_What you should do_.
Please show all lines of the records that include "title".

_Records for this exercise_.
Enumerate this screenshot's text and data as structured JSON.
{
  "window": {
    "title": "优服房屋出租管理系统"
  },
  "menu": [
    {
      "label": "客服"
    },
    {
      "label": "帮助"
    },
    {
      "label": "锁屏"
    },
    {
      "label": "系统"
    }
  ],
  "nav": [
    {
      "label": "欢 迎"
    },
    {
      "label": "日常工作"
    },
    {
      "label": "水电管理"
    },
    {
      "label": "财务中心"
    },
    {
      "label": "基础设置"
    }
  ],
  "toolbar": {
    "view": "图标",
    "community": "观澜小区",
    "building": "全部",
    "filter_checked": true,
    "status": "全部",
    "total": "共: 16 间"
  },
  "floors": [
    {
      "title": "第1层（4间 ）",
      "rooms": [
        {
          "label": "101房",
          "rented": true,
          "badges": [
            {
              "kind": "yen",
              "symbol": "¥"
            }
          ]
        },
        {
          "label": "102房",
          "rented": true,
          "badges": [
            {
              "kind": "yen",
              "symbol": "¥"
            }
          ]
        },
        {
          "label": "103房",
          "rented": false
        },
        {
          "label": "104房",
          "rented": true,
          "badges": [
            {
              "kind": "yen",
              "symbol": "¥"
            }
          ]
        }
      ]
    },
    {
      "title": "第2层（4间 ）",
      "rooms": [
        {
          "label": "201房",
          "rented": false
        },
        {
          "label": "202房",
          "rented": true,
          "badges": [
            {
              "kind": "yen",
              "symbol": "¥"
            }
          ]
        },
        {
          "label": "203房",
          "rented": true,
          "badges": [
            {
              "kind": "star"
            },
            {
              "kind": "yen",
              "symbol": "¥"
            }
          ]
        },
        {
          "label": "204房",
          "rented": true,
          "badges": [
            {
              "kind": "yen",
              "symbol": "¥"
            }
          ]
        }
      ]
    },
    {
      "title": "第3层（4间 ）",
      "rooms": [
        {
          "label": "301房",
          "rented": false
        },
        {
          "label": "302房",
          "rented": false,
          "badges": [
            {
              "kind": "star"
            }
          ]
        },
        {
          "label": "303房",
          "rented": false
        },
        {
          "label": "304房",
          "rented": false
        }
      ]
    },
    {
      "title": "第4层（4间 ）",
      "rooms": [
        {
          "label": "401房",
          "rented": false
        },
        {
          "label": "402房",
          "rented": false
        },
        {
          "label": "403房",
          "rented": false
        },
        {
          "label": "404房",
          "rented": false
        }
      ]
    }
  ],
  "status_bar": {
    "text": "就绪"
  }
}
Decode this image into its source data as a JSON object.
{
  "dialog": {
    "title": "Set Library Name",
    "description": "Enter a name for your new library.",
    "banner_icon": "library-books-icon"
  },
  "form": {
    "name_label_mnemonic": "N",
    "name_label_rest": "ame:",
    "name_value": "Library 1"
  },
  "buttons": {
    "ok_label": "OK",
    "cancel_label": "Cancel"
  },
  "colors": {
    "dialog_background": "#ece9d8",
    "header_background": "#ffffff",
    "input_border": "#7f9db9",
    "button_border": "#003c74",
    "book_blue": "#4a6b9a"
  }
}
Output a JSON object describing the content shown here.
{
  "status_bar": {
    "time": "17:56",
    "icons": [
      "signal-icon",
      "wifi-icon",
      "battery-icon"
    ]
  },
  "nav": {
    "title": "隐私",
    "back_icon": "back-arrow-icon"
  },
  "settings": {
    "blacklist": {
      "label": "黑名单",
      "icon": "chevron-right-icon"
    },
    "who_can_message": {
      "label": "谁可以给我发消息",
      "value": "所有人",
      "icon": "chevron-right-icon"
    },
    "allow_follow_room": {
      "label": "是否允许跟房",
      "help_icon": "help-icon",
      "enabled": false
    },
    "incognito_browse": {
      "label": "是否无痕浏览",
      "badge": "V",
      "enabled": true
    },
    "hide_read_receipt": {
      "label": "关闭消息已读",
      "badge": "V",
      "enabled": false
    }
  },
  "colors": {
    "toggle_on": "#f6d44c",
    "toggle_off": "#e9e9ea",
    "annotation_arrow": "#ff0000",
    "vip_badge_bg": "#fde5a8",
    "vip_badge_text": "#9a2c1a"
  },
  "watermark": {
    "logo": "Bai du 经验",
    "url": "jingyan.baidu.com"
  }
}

_Exercise response_.
    "title": "优服房屋出租管理系统"
      "title": "第1层（4间 ）",
      "title": "第2层（4间 ）",
      "title": "第3层（4间 ）",
      "title": "第4层（4间 ）",
    "title": "Set Library Name",
    "title": "隐私",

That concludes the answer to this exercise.